- Space corms 5-8cm (2-3in) apart with the corm tips just above the level of the compost
- Water gently and place in a cool, frost-free area such as a coldframe at 5°C (41°F) for three to four weeks
- Transfer pots to a cool greenhouse or conservatory and provide a temperature of 10-15°C (50-60°F) through winter
- Give your plants as much light and ventilation as possible
- Don't let the plants dry out
- Apply a high potassium fertiliser, such as Phostrogen or tomato fertiliser, every one to two weeks once the first buds are seen
Keep pots of freesia in a cool place 5°C (41°F) for three or four weeks followed by higher temperatures 10-15°C (50-60°F) with good light and ventilation
Watering and feedingWater freely when the plants are in growth.
After your freesias have finished flowering cut off faded blooms (see below) and continue watering and feeding until the foliage begins to wither and colours yellow or brown then stop watering.

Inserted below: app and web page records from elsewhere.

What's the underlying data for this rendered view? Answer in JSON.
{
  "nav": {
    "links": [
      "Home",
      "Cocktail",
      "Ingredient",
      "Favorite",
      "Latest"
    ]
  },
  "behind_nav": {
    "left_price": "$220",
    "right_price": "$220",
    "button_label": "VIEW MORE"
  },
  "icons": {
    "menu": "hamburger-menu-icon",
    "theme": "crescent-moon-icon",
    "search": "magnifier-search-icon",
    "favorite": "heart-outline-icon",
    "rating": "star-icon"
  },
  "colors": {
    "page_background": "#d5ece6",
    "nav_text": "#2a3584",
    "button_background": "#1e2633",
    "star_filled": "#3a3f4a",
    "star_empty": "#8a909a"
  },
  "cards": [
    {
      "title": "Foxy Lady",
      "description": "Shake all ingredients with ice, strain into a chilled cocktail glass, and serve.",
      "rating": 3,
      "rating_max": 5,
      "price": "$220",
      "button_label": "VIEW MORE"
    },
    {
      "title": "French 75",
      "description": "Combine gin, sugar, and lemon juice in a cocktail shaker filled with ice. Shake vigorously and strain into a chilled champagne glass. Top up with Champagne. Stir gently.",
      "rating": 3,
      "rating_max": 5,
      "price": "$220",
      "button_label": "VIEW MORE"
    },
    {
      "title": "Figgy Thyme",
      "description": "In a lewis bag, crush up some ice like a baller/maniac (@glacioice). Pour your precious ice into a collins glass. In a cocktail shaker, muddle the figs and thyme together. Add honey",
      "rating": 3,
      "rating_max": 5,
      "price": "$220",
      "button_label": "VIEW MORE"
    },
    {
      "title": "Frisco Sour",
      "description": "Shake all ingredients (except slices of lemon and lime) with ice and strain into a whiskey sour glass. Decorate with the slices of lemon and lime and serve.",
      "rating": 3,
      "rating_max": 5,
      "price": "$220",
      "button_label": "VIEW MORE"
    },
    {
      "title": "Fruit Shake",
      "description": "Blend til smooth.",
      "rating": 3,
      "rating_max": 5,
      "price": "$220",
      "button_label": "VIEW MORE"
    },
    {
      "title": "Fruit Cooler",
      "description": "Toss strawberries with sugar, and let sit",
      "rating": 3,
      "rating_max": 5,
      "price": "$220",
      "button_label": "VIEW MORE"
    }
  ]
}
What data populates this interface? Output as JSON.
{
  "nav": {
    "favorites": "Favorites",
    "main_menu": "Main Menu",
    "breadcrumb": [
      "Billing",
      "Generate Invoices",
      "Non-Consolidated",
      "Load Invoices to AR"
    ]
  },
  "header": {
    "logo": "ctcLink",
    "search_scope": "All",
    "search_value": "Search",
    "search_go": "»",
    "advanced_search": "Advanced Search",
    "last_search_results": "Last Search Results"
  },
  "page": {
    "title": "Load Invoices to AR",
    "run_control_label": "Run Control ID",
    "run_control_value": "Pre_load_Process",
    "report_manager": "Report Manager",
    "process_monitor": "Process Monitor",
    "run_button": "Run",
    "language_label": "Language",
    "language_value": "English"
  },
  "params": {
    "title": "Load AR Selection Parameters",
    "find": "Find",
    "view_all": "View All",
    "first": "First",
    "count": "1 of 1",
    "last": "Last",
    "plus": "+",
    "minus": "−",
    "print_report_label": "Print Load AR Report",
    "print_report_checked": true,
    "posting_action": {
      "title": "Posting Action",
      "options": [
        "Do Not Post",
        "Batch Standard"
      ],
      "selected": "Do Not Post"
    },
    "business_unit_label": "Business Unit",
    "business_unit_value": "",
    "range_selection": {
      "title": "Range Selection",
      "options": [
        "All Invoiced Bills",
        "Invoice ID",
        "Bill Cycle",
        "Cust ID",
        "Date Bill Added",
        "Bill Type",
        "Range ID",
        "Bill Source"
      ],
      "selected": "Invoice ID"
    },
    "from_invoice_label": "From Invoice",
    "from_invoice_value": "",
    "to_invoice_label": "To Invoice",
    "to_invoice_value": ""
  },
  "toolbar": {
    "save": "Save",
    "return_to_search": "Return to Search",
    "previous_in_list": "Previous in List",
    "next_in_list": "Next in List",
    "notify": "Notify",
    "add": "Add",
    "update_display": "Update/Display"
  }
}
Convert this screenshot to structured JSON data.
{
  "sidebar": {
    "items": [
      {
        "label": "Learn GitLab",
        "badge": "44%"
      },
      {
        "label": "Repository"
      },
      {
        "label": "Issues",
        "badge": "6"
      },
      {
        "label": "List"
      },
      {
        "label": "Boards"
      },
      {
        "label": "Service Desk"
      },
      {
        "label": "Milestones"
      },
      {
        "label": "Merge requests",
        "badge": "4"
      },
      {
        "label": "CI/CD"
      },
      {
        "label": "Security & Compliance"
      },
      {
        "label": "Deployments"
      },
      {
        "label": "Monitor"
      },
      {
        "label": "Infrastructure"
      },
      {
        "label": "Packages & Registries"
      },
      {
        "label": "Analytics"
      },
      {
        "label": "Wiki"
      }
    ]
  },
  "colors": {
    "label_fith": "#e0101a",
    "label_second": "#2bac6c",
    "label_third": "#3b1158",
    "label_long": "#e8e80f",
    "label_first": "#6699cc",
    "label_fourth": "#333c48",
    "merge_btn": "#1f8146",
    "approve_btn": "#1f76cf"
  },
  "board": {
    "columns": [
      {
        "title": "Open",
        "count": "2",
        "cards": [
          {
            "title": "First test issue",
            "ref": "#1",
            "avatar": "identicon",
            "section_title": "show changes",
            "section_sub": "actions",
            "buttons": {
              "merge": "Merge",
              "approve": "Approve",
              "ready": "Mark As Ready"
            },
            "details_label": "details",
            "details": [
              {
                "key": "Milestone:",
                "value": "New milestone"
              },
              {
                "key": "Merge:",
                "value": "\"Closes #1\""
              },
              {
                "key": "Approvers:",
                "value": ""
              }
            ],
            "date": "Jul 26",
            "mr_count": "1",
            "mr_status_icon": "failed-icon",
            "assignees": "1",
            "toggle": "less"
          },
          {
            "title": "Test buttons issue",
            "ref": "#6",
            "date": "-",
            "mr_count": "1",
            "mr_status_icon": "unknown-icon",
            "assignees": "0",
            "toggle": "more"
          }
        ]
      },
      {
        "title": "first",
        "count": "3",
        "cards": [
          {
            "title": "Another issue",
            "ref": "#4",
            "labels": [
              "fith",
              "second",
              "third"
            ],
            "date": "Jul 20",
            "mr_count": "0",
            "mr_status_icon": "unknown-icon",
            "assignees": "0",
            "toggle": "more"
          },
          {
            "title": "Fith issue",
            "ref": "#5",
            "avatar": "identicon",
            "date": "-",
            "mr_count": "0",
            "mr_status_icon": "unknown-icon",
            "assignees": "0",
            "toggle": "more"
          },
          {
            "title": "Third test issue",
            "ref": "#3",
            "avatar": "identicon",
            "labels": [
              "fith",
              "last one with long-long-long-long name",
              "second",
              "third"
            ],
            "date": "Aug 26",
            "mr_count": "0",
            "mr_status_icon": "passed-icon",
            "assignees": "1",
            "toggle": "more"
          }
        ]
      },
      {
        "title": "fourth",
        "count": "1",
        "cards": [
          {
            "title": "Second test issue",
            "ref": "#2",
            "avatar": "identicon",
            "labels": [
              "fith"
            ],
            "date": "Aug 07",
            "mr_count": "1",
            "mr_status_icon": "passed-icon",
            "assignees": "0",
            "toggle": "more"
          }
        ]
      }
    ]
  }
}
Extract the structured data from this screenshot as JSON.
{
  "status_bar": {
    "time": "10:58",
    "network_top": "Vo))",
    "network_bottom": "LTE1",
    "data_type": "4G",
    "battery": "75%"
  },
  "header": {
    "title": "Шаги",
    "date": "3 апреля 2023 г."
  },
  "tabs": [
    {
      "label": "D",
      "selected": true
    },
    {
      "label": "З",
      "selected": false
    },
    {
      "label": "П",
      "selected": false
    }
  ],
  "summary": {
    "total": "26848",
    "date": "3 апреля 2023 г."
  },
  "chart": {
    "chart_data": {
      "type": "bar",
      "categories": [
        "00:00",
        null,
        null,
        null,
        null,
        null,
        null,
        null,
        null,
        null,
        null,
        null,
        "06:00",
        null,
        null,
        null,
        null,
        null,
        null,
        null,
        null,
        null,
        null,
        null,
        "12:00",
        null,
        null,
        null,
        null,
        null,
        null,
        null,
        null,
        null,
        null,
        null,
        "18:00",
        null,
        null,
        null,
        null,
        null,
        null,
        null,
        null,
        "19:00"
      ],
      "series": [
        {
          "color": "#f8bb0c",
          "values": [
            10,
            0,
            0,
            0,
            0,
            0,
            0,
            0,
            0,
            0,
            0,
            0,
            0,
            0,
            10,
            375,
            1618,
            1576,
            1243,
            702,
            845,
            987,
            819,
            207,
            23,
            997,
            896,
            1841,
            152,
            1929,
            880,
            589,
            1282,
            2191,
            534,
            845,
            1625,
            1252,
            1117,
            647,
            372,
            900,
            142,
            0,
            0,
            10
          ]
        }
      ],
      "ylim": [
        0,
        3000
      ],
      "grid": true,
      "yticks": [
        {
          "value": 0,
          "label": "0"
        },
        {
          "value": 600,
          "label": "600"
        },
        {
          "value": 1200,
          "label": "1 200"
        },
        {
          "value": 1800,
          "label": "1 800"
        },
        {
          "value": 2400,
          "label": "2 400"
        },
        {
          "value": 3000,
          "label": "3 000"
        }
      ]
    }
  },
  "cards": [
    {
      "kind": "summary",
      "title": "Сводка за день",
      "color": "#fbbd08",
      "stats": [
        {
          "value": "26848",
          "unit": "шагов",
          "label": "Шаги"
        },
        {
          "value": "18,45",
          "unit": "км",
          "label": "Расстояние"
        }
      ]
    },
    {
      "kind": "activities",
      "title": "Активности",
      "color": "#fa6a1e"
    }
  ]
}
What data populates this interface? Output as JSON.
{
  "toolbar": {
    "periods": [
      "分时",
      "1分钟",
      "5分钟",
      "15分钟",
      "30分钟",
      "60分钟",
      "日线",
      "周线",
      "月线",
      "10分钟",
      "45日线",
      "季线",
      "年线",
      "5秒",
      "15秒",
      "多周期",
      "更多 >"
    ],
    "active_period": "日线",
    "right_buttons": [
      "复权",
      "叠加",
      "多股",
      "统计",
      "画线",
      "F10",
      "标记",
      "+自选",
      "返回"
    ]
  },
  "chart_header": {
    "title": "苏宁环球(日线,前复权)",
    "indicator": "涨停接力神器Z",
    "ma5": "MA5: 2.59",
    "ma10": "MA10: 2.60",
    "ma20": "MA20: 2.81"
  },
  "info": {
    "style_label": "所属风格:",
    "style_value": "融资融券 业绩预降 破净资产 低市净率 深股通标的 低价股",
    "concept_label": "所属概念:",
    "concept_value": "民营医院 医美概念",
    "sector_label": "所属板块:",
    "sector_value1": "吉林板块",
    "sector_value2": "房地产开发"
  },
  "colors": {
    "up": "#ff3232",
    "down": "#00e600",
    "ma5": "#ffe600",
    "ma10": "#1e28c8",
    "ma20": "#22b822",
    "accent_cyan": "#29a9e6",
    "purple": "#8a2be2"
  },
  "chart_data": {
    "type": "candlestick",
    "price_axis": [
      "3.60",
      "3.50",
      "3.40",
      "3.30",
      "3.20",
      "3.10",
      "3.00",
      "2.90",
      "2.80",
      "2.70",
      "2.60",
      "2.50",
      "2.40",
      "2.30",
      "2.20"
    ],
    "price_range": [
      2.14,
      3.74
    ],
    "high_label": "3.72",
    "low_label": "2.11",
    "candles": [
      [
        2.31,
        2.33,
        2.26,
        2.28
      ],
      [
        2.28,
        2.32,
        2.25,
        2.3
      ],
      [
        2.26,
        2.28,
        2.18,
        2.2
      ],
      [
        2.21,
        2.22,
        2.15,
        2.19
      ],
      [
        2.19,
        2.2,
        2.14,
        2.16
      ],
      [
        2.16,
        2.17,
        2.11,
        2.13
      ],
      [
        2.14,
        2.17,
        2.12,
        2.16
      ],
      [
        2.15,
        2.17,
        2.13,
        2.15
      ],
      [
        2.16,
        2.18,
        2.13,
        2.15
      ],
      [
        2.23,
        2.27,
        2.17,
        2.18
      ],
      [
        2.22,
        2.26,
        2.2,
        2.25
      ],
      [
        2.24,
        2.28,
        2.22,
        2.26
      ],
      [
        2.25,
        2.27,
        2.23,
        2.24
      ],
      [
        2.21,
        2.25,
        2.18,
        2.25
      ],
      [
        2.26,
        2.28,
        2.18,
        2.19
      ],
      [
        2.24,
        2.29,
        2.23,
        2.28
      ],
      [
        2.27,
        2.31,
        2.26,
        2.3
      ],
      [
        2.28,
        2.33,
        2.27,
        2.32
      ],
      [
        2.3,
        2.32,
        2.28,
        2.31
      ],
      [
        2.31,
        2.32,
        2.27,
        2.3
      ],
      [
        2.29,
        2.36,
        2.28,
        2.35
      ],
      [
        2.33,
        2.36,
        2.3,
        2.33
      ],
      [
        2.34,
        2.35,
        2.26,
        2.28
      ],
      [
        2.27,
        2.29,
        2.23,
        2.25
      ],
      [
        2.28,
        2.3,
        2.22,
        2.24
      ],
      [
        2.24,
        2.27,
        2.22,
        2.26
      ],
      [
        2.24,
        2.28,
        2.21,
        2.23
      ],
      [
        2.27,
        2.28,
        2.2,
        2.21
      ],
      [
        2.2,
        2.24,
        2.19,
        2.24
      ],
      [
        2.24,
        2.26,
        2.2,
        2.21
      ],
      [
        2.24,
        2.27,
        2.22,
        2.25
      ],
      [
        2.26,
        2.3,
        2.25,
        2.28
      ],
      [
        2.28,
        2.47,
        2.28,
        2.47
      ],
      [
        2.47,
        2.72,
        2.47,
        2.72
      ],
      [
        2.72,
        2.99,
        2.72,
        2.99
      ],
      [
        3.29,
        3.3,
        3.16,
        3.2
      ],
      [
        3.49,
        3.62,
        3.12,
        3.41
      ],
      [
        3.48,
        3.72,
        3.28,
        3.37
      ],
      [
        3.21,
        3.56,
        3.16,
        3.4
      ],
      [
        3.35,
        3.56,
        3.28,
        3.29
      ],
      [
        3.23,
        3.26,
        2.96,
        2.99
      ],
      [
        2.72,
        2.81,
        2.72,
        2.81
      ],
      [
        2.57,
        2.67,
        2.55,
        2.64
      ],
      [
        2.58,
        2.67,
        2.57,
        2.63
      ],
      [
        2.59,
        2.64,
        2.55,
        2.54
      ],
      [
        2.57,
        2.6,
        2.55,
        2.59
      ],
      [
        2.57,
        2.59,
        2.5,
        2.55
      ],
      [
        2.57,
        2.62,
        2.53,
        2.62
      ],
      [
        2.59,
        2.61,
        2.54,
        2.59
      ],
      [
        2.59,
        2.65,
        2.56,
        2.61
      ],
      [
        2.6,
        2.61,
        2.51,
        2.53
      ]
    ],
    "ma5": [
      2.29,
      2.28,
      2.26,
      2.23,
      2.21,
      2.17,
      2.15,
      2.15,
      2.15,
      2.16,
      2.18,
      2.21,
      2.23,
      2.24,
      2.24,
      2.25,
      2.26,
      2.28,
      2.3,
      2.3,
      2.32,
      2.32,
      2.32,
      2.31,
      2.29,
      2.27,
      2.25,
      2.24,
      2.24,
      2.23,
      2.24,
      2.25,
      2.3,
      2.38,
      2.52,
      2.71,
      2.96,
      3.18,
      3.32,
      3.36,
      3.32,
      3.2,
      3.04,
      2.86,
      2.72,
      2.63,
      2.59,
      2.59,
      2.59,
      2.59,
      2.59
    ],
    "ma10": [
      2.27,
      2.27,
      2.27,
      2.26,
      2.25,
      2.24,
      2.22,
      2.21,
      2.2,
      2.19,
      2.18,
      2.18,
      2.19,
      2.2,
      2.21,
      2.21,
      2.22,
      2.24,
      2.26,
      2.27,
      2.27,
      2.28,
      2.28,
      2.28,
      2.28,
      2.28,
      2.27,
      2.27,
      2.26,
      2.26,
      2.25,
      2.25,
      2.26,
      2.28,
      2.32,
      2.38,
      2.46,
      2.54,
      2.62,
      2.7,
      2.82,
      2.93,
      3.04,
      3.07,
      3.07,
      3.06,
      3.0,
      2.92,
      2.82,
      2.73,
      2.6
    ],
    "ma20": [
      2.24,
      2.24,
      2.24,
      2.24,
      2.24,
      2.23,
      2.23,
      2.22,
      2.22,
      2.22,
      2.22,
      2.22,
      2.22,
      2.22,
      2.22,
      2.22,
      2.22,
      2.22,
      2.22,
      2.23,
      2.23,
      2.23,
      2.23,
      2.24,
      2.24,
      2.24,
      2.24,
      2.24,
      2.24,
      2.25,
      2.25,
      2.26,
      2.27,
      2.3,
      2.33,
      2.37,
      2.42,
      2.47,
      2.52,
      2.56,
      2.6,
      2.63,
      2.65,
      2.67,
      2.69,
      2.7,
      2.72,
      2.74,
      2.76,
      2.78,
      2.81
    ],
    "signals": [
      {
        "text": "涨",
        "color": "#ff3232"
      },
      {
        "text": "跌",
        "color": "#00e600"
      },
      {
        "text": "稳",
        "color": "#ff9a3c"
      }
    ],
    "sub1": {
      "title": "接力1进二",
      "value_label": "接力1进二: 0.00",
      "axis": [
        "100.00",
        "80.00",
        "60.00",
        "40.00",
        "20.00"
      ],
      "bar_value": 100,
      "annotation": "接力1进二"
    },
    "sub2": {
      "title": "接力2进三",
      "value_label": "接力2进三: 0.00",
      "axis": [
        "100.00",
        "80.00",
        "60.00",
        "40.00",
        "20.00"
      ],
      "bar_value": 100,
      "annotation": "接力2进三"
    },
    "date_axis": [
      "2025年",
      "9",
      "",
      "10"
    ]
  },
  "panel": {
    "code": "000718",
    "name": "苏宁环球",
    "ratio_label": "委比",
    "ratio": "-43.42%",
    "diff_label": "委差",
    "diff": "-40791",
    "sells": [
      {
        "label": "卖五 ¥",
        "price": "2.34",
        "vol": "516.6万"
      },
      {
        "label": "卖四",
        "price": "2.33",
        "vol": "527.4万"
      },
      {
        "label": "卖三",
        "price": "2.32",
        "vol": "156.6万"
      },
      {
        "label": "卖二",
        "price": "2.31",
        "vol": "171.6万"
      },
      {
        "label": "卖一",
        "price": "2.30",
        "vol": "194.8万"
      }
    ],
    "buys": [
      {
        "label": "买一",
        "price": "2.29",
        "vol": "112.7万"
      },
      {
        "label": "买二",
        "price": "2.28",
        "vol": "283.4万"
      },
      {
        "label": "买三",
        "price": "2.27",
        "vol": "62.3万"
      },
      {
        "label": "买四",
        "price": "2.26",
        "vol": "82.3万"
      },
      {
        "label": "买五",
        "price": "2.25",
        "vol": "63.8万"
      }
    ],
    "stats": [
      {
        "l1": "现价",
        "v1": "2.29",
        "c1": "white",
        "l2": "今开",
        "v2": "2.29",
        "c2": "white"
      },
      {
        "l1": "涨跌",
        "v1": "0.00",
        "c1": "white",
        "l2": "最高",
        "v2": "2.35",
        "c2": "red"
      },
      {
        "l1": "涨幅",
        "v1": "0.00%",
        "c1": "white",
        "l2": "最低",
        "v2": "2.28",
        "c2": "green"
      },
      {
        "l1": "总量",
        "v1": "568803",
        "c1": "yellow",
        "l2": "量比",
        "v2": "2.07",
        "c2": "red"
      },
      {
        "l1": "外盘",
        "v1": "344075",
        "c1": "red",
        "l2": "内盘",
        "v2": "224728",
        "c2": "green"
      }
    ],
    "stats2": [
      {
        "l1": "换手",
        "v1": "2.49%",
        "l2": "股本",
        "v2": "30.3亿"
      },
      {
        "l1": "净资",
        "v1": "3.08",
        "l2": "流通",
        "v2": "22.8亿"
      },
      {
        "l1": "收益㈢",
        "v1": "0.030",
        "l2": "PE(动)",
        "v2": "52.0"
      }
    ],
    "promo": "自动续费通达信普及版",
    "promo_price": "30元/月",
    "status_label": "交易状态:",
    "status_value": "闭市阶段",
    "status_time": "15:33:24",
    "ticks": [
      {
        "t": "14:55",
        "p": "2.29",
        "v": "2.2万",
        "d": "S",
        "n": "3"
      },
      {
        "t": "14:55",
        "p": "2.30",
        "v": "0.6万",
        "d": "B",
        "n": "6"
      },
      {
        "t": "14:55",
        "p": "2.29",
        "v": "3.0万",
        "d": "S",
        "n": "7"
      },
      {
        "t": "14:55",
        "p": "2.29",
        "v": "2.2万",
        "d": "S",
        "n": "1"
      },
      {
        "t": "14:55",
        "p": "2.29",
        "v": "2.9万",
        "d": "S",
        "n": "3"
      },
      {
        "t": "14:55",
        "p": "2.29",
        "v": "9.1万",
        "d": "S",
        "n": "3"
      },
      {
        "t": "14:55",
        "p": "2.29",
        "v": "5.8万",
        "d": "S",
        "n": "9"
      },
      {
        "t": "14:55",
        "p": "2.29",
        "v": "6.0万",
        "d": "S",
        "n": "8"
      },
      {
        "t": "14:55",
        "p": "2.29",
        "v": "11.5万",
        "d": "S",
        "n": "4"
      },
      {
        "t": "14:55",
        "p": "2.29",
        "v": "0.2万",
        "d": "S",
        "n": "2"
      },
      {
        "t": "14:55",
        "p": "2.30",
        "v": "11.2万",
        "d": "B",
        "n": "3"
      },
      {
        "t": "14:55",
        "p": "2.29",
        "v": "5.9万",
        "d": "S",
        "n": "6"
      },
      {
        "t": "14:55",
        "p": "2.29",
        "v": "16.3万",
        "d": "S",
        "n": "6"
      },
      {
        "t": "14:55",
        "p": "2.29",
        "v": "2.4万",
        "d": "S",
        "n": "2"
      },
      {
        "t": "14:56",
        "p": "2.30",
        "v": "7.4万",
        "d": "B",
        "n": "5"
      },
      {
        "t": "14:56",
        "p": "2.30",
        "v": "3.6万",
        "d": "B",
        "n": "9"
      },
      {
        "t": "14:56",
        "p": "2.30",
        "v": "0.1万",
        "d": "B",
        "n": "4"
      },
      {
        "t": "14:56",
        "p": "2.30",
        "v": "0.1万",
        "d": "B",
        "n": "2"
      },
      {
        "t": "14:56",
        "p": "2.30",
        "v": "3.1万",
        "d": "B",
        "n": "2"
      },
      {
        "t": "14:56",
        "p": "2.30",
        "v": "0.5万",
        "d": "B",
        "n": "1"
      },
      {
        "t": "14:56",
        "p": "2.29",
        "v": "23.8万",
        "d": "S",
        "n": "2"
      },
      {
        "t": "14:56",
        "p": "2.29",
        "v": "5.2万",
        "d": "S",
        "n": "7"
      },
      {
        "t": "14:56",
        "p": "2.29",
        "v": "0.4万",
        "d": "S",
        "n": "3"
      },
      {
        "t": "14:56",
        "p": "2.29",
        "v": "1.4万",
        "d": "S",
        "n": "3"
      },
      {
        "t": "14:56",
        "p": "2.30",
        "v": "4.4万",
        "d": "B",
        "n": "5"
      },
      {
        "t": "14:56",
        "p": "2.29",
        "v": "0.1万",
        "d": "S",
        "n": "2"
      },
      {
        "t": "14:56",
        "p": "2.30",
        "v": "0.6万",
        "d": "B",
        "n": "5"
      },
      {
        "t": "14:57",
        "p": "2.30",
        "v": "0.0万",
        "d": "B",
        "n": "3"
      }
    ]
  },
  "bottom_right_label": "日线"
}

You will need a period of at least eight weeks of growth to encourage offsets. If you are growing them on for another year, the foliage needs to dry off by early July.
Storing freesia cormsAfter you have dug up the corms, a dry warm period is required to 'ripen' them (encourage flower bud formation). Store your dry corms in a paper bag at about 26°C (80°F) with a humidity of 75-80% for between 14-20 weeks. A warm airing cupboard or conservatory would be good places to try.
DeadheadingYou can cut back spent flowers at the base of the flower stalk, if seed is not required for propagation. This will prevent the plant spending energy on seed production, conserving resources in the bulb for next year’s display.
Cutting back bulb foliageWait for a minimum of six weeks after the end of flowering before cutting back the dead foliage, and ideally only remove foliage when it is yellow or brown and straw-like. Until this time, the bulbs should be watered and fed as above. Also, do not tie or knot the leaves.
You can propagate from seed but it can take about six months to germination and seedling stage, and they will take time - a few years to flower:
- Cover seed with warm water and soak for 24 hours to soften the hard seed coat
- Germinate in the dark with bottom heat at 13-18°C (55-64°F); you can cover pots with foil
- Seedlings should emerge after a few months
- Pot seedlings individually, dont allow seedling corms to dry out
- Grow on at a minimum of 5°C (41°F) and a maximum of 10°C (50°F)
Outside, they can also suffer frost damage. Depending on how severe the frost is, typically leaves turn grey and translucent, then collapse. Flower stems can soften and then flowers collapse.
Freesias are susceptible to pests such as:
- Aphids feeding on the foliage
- Glasshouse red spider mite on the leaves
- Slugs and snails eating the foliage
- Mice and voles can eat the corms
Freesias can be affected by diseases such as:
- Plant viruses
- Grey mould
- Fungal leaf spot, blue mould in over-warm moist storage conditions
- Sclerotinia disease
If you are a member of the RHS, you can use our online Gardening Advice service via MyRHS on the RHS website.
The Royal Horticultural Society is the UK’s leading gardening charity. We aim to enrich everyone’s life through plants, and make the UK a greener and more beautiful place.